It is always good to know who your audience is and in this case it is your professor. Depending on the class you might consider catering to him. Now, professors grade without bias, but if you have a liberal teacher and the topic is government programs you might take on a positive outlook on welfare. This does not mean you cannot take an opposite stance, but use well written back up making for a very persuasive essay. Also, knowing your professor’s style preference would be something good to learn right away. Some professors like seeing “big” words and well developed sentence structure, yet others may like it when you keep things simple and not try sounding like a politician.
Plan plenty of time for writing your paper. When I say plan, I mean just that. Schedule times to work on your paper because with your hectic college schedule that can be difficult.

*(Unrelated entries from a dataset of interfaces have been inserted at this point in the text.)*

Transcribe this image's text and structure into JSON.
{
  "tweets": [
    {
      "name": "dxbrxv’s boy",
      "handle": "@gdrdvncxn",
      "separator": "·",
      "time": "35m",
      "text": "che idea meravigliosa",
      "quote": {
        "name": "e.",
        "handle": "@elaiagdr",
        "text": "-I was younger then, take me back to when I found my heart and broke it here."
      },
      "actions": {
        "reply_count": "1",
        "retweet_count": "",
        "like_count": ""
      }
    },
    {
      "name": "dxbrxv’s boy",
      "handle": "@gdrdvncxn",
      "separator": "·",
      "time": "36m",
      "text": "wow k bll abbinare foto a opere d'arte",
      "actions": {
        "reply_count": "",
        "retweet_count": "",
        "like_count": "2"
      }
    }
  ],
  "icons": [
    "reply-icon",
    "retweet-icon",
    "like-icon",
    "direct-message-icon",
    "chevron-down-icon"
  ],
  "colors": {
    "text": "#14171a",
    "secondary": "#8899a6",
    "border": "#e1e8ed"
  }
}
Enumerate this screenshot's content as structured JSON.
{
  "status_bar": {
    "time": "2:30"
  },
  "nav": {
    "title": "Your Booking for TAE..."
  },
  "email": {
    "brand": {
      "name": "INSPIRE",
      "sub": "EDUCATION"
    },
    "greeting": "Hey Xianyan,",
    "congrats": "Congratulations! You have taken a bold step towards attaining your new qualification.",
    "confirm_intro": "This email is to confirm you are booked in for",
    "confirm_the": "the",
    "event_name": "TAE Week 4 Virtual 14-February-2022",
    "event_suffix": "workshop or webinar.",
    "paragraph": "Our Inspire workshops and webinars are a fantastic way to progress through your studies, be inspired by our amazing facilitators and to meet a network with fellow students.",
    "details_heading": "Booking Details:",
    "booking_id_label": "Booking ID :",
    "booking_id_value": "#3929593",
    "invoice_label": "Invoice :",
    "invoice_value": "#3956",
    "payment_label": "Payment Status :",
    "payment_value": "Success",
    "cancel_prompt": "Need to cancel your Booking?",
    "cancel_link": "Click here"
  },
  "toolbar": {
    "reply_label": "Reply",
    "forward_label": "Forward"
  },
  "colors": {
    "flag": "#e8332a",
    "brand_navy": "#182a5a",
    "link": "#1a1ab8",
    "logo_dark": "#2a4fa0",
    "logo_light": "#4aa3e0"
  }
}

This is something you will have to learn and condition yourself to make a practical schedule and stick to it. Professors know if you spent time on writing or if it was thrown together at the last minute. Looking at the due date plan time for brainstorming, research, rough drafts, proofreading , and insert a little extra time for any unexpected delays.
Brainstorming: With all your information in front of you (research, class and reading notes, your own ideas), review it all and begin brainstorming. Once you have an idea of what you are going to write about, develop those ideas. At this point, create your own system on how to write it down. You can develop an outline, or write down words or phrases using bullets that eventually become paragraphs. Or you may want to jump right into starting your rough draft.
Rough Drafts: Yes, rough drafts, plural. After the first one, you will want to revise it, further developing your ideas and reworking words and sentences to best express what you are trying to say. Reading it aloud may help you at this point of the process, making sure your points, theories or suggestions are clear and understandable. Also, it helps to revise a hard copy of your paper. Staring at a computer screen can tire your eyes and you may miss things and may stifle new ideas.
After you have finished revising, write another draft. Do this at least once, but if you have the time consider doing it a couple of times. It is time consuming, but your paper’s quality will show. Do not be redundant. Be concise and do not use unnecessary sentences or paragraphs.
Take breaks between your drafts. Taking some time off, away from your paper, can help you refocus and new ideas may come to you.
Proof Reading: When you have finished your second or third final draft, proof read your paper for grammar, spelling, run-on sentences . . .etc. . . Along with yourself, you may want to have someone else proof read it for you also. A classmate may be the most helpful since they are familiar with the class’ material and may give you better feedback.
Consider visiting you professor at his office hours and getting his advice on your paper. Take notes on what his feedback is and be sure to apply it to your paper.
Final Draft: You can now write your final revision of that paper. And even if it is your “final,” you can still leave it alone a day or a few hours and revise it one last time; there is always room for improvement!
This may seem like a lot of work, but developing good paper writing skills takes practice. What is difficult now, will become second nature with time.